__Work to complete__
Every line holding "chevron" should be copied from the records below.

[Source records Boundary: Start]

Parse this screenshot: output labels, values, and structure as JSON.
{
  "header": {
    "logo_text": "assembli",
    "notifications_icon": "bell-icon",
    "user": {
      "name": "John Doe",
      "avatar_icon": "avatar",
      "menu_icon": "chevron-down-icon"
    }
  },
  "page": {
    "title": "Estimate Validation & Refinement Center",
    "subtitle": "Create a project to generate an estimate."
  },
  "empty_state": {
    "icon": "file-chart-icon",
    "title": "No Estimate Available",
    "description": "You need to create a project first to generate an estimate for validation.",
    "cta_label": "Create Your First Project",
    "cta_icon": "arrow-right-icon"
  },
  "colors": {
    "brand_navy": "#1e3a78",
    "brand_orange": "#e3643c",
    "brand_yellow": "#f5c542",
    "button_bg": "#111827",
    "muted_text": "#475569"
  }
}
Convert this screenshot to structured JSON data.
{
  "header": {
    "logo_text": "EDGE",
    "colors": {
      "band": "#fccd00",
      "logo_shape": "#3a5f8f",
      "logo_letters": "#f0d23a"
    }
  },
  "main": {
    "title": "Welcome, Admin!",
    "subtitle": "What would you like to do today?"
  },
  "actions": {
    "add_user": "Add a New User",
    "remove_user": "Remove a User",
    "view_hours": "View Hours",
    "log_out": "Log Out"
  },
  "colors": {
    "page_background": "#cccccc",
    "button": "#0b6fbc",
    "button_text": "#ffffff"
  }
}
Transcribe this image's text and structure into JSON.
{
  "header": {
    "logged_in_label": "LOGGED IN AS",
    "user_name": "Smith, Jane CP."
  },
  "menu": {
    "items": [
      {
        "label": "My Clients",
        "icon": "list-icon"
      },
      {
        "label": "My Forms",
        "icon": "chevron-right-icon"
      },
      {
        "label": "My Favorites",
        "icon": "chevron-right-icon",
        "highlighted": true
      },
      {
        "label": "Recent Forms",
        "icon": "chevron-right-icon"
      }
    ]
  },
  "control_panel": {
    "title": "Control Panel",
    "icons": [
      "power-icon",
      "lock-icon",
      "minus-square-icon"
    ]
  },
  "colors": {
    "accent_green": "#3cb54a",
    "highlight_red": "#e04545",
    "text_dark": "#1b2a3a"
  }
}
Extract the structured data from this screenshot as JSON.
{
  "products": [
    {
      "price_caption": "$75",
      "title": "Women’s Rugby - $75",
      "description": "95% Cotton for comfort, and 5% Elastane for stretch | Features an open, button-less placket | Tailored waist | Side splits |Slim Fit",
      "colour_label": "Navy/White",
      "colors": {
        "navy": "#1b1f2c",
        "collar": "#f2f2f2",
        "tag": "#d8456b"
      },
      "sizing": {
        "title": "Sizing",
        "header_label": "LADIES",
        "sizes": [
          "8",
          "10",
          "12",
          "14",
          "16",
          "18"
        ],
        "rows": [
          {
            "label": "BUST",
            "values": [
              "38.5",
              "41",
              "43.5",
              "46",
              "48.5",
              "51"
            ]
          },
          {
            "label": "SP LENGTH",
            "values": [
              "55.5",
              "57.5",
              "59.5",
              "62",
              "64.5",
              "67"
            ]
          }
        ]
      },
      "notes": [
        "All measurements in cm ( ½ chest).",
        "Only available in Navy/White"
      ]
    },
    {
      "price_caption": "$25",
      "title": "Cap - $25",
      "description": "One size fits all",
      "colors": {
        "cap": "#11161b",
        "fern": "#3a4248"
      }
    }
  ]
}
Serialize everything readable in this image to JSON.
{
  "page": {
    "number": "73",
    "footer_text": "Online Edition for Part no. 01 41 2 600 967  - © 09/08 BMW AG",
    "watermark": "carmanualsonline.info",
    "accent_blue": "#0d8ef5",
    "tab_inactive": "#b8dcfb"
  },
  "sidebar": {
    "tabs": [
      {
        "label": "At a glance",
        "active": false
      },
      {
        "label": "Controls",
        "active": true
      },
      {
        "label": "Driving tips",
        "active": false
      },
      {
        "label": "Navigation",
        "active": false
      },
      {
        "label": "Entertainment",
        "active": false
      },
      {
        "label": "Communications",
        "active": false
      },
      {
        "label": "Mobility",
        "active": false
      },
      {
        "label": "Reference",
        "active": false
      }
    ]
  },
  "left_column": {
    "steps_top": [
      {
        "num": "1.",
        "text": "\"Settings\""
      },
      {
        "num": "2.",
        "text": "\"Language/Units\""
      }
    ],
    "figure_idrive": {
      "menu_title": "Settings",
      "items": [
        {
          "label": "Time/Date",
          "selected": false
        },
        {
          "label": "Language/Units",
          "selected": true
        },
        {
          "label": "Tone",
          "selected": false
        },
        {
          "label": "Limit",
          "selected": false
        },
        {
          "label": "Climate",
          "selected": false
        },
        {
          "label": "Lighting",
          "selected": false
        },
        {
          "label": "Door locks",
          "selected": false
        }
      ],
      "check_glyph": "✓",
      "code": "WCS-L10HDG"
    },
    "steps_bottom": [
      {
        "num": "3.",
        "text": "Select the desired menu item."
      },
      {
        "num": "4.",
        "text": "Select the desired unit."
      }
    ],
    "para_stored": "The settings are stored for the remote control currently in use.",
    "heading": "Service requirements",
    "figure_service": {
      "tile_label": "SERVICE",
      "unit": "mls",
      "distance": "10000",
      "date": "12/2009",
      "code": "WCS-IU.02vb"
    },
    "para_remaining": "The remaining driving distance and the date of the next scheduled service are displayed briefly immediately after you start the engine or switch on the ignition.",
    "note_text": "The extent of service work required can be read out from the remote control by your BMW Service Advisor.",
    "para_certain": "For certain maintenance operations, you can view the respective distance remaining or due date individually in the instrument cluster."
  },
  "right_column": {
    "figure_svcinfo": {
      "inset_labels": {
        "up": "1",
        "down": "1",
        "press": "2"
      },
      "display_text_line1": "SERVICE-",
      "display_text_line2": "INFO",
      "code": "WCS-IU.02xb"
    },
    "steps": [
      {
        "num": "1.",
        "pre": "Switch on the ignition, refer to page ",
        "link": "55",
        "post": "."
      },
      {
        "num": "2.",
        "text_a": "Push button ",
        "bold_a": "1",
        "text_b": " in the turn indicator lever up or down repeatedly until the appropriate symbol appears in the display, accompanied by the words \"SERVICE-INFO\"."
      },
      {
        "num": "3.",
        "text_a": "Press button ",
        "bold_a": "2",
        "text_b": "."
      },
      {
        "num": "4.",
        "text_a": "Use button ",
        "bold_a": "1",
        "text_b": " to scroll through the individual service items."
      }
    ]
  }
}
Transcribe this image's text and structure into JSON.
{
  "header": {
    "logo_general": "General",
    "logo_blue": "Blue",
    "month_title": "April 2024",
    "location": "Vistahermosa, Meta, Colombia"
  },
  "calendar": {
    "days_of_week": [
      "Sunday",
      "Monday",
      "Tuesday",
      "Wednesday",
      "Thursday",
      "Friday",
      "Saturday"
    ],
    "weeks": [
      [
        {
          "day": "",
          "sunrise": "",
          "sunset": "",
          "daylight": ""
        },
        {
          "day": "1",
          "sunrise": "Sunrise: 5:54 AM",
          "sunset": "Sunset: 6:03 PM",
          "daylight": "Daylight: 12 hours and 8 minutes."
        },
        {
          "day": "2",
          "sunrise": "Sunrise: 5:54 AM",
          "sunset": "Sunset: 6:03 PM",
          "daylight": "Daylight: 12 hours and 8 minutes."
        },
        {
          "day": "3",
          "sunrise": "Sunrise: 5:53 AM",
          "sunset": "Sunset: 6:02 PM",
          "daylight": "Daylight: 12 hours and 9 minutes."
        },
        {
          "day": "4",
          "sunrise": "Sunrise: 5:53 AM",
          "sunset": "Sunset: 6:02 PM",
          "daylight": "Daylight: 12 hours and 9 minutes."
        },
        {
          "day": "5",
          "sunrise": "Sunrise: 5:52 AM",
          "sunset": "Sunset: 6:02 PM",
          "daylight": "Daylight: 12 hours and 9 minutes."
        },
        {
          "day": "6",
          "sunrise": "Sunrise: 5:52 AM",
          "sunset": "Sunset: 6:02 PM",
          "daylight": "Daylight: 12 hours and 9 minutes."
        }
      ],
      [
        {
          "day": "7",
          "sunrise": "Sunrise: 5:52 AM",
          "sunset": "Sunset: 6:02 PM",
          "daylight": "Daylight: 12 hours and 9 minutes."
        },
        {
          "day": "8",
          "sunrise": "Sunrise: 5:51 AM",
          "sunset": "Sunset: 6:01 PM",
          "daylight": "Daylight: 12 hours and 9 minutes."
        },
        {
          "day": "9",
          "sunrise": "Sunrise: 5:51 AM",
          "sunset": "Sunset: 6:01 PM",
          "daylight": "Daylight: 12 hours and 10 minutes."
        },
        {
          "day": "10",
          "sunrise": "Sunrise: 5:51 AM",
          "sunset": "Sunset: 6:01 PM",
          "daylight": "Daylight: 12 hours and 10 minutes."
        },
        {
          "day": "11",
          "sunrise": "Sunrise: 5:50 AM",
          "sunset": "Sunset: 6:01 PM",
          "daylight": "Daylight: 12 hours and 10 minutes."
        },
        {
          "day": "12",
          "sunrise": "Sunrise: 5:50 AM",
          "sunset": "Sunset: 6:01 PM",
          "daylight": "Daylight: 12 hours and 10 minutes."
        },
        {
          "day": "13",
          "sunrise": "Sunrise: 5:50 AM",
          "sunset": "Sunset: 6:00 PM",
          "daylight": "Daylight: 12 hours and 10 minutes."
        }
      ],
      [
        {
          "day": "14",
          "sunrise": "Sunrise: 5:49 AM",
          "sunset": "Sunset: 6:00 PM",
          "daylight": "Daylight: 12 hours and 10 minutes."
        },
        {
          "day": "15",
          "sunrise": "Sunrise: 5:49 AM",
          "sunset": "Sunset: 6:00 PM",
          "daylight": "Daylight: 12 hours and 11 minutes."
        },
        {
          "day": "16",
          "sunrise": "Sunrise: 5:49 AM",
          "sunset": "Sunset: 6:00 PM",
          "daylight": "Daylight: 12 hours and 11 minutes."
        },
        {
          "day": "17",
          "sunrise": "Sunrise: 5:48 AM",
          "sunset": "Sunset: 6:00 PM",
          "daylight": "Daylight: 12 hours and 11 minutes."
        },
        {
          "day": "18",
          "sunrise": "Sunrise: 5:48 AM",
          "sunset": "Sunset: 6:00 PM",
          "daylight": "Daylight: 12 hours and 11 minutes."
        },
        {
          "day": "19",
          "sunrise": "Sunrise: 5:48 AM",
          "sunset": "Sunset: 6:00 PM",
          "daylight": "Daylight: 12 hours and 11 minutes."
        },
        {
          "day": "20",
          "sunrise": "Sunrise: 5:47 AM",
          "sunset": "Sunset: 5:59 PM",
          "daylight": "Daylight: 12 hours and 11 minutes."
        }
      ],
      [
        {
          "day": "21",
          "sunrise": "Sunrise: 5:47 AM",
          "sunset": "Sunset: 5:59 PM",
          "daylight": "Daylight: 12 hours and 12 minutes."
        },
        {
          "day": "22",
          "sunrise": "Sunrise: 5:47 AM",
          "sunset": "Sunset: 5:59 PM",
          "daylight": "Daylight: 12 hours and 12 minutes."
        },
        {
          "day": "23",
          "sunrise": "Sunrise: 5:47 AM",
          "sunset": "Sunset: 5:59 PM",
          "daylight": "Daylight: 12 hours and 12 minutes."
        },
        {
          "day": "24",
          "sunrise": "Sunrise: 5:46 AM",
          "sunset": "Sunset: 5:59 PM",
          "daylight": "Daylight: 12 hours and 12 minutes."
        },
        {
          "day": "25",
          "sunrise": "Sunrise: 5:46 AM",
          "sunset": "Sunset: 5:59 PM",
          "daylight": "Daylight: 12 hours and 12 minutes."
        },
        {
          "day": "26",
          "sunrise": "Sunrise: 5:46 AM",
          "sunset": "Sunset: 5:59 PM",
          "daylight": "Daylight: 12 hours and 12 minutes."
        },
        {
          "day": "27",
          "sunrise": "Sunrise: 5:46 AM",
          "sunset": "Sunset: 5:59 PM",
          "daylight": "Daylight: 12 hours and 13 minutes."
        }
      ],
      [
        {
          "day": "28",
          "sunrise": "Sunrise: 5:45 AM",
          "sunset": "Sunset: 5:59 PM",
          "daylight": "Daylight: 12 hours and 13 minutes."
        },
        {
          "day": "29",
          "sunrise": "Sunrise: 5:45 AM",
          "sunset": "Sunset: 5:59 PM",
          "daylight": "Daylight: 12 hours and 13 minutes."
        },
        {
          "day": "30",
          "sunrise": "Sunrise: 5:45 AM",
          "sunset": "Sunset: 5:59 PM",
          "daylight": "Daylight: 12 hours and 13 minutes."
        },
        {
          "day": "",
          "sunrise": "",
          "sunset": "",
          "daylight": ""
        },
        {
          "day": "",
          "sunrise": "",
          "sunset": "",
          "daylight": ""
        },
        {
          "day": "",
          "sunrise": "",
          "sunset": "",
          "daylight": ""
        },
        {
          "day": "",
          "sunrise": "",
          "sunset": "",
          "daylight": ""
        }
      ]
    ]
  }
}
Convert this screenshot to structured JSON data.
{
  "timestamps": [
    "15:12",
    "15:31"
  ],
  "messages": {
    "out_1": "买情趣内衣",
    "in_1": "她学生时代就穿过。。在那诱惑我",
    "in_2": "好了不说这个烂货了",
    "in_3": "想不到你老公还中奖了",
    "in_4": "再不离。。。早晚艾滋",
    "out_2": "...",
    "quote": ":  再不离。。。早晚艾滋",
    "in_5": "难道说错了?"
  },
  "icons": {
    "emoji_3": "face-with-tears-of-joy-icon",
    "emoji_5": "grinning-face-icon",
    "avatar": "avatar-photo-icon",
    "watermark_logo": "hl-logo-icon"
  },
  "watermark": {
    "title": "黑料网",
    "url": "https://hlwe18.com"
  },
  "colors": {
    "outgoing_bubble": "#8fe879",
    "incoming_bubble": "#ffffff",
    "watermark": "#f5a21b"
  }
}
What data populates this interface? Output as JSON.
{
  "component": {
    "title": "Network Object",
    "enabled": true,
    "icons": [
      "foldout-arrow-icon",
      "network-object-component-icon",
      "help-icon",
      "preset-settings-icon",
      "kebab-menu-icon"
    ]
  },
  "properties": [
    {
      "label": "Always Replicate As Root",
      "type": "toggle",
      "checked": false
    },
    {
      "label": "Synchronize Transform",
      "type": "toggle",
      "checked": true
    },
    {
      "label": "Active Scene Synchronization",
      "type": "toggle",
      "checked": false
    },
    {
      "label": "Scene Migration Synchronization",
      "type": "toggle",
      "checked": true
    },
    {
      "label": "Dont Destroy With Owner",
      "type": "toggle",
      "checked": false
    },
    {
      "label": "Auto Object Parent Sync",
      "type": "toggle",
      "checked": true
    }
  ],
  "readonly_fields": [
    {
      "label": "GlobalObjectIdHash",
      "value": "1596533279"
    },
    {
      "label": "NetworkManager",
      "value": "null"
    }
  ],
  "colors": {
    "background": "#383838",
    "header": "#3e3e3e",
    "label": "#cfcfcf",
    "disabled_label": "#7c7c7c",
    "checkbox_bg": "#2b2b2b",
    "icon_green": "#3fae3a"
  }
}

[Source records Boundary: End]

__Exercise response__
      "menu_icon": "chevron-down-icon"
        "icon": "chevron-right-icon"
        "icon": "chevron-right-icon",
        "icon": "chevron-right-icon"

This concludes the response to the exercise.